REQUIRED WORK:
The listing that follows is to be output in full and without change.

________________________________________

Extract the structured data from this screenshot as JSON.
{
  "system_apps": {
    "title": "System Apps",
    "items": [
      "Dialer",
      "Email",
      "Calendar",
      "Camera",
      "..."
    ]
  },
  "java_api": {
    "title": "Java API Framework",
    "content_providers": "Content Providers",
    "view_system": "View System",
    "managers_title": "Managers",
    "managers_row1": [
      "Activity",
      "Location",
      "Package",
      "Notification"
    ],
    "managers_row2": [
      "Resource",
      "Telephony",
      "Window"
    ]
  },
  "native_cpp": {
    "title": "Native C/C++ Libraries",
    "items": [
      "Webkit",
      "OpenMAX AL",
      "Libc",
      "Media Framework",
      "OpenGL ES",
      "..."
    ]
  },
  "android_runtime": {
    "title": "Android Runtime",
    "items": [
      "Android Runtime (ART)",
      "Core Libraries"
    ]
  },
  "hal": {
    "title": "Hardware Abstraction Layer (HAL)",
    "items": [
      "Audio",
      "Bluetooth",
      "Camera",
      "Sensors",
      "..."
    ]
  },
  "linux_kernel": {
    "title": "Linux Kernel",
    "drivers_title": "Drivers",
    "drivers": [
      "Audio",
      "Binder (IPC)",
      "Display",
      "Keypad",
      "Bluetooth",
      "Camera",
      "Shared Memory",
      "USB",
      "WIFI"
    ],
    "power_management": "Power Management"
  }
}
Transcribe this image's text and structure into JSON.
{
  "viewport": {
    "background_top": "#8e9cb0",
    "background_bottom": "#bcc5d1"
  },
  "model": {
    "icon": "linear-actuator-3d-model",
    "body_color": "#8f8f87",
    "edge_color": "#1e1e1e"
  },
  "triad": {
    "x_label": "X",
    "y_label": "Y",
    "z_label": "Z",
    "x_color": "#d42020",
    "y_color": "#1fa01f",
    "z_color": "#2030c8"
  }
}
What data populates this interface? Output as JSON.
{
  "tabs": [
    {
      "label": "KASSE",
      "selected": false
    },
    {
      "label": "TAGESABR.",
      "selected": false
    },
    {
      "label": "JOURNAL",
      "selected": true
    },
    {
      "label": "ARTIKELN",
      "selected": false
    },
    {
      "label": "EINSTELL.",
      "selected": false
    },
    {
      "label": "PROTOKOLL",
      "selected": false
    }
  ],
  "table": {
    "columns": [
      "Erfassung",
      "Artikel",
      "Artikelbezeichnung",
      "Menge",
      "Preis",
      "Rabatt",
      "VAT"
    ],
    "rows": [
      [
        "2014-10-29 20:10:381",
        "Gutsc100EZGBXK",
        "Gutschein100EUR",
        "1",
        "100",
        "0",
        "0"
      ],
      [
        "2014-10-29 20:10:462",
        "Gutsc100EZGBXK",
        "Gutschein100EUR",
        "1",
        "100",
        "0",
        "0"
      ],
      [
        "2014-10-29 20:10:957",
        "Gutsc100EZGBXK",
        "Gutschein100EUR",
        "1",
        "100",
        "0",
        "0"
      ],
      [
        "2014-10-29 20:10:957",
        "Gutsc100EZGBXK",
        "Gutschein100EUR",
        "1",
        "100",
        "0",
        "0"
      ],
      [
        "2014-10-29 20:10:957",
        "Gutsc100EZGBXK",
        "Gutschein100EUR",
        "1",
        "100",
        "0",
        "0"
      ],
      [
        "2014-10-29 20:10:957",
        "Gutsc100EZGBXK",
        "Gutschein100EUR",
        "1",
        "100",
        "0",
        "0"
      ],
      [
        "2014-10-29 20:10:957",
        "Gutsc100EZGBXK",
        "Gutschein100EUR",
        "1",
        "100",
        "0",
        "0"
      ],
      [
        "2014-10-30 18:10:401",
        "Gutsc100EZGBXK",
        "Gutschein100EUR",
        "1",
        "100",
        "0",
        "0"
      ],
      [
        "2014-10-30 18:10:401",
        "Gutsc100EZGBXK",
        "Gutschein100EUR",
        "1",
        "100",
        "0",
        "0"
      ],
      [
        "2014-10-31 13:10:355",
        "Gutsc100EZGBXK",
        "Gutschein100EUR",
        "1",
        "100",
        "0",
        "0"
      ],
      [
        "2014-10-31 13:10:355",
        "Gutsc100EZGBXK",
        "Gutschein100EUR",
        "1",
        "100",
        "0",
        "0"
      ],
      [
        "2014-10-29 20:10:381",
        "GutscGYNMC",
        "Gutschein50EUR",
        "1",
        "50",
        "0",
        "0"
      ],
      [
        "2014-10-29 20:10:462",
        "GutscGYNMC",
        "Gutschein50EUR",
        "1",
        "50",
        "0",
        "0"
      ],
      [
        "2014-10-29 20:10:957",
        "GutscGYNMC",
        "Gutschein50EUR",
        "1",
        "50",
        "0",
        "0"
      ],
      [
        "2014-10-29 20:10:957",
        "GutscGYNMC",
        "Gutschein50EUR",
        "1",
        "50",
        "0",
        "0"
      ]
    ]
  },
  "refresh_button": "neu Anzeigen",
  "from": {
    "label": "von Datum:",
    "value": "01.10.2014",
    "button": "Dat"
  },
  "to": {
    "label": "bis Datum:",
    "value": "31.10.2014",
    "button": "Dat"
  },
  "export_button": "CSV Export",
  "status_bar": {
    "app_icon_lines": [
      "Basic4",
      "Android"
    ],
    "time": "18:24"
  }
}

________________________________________

RESPONSE:
Extract the structured data from this screenshot as JSON.
{
  "system_apps": {
    "title": "System Apps",
    "items": [
      "Dialer",
      "Email",
      "Calendar",
      "Camera",
      "..."
    ]
  },
  "java_api": {
    "title": "Java API Framework",
    "content_providers": "Content Providers",
    "view_system": "View System",
    "managers_title": "Managers",
    "managers_row1": [
      "Activity",
      "Location",
      "Package",
      "Notification"
    ],
    "managers_row2": [
      "Resource",
      "Telephony",
      "Window"
    ]
  },
  "native_cpp": {
    "title": "Native C/C++ Libraries",
    "items": [
      "Webkit",
      "OpenMAX AL",
      "Libc",
      "Media Framework",
      "OpenGL ES",
      "..."
    ]
  },
  "android_runtime": {
    "title": "Android Runtime",
    "items": [
      "Android Runtime (ART)",
      "Core Libraries"
    ]
  },
  "hal": {
    "title": "Hardware Abstraction Layer (HAL)",
    "items": [
      "Audio",
      "Bluetooth",
      "Camera",
      "Sensors",
      "..."
    ]
  },
  "linux_kernel": {
    "title": "Linux Kernel",
    "drivers_title": "Drivers",
    "drivers": [
      "Audio",
      "Binder (IPC)",
      "Display",
      "Keypad",
      "Bluetooth",
      "Camera",
      "Shared Memory",
      "USB",
      "WIFI"
    ],
    "power_management": "Power Management"
  }
}
Transcribe this image's text and structure into JSON.
{
  "viewport": {
    "background_top": "#8e9cb0",
    "background_bottom": "#bcc5d1"
  },
  "model": {
    "icon": "linear-actuator-3d-model",
    "body_color": "#8f8f87",
    "edge_color": "#1e1e1e"
  },
  "triad": {
    "x_label": "X",
    "y_label": "Y",
    "z_label": "Z",
    "x_color": "#d42020",
    "y_color": "#1fa01f",
    "z_color": "#2030c8"
  }
}
What data populates this interface? Output as JSON.
{
  "tabs": [
    {
      "label": "KASSE",
      "selected": false
    },
    {
      "label": "TAGESABR.",
      "selected": false
    },
    {
      "label": "JOURNAL",
      "selected": true
    },
    {
      "label": "ARTIKELN",
      "selected": false
    },
    {
      "label": "EINSTELL.",
      "selected": false
    },
    {
      "label": "PROTOKOLL",
      "selected": false
    }
  ],
  "table": {
    "columns": [
      "Erfassung",
      "Artikel",
      "Artikelbezeichnung",
      "Menge",
      "Preis",
      "Rabatt",
      "VAT"
    ],
    "rows": [
      [
        "2014-10-29 20:10:381",
        "Gutsc100EZGBXK",
        "Gutschein100EUR",
        "1",
        "100",
        "0",
        "0"
      ],
      [
        "2014-10-29 20:10:462",
        "Gutsc100EZGBXK",
        "Gutschein100EUR",
        "1",
        "100",
        "0",
        "0"
      ],
      [
        "2014-10-29 20:10:957",
        "Gutsc100EZGBXK",
        "Gutschein100EUR",
        "1",
        "100",
        "0",
        "0"
      ],
      [
        "2014-10-29 20:10:957",
        "Gutsc100EZGBXK",
        "Gutschein100EUR",
        "1",
        "100",
        "0",
        "0"
      ],
      [
        "2014-10-29 20:10:957",
        "Gutsc100EZGBXK",
        "Gutschein100EUR",
        "1",
        "100",
        "0",
        "0"
      ],
      [
        "2014-10-29 20:10:957",
        "Gutsc100EZGBXK",
        "Gutschein100EUR",
        "1",
        "100",
        "0",
        "0"
      ],
      [
        "2014-10-29 20:10:957",
        "Gutsc100EZGBXK",
        "Gutschein100EUR",
        "1",
        "100",
        "0",
        "0"
      ],
      [
        "2014-10-30 18:10:401",
        "Gutsc100EZGBXK",
        "Gutschein100EUR",
        "1",
        "100",
        "0",
        "0"
      ],
      [
        "2014-10-30 18:10:401",
        "Gutsc100EZGBXK",
        "Gutschein100EUR",
        "1",
        "100",
        "0",
        "0"
      ],
      [
        "2014-10-31 13:10:355",
        "Gutsc100EZGBXK",
        "Gutschein100EUR",
        "1",
        "100",
        "0",
        "0"
      ],
      [
        "2014-10-31 13:10:355",
        "Gutsc100EZGBXK",
        "Gutschein100EUR",
        "1",
        "100",
        "0",
        "0"
      ],
      [
        "2014-10-29 20:10:381",
        "GutscGYNMC",
        "Gutschein50EUR",
        "1",
        "50",
        "0",
        "0"
      ],
      [
        "2014-10-29 20:10:462",
        "GutscGYNMC",
        "Gutschein50EUR",
        "1",
        "50",
        "0",
        "0"
      ],
      [
        "2014-10-29 20:10:957",
        "GutscGYNMC",
        "Gutschein50EUR",
        "1",
        "50",
        "0",
        "0"
      ],
      [
        "2014-10-29 20:10:957",
        "GutscGYNMC",
        "Gutschein50EUR",
        "1",
        "50",
        "0",
        "0"
      ]
    ]
  },
  "refresh_button": "neu Anzeigen",
  "from": {
    "label": "von Datum:",
    "value": "01.10.2014",
    "button": "Dat"
  },
  "to": {
    "label": "bis Datum:",
    "value": "31.10.2014",
    "button": "Dat"
  },
  "export_button": "CSV Export",
  "status_bar": {
    "app_icon_lines": [
      "Basic4",
      "Android"
    ],
    "time": "18:24"
  }
}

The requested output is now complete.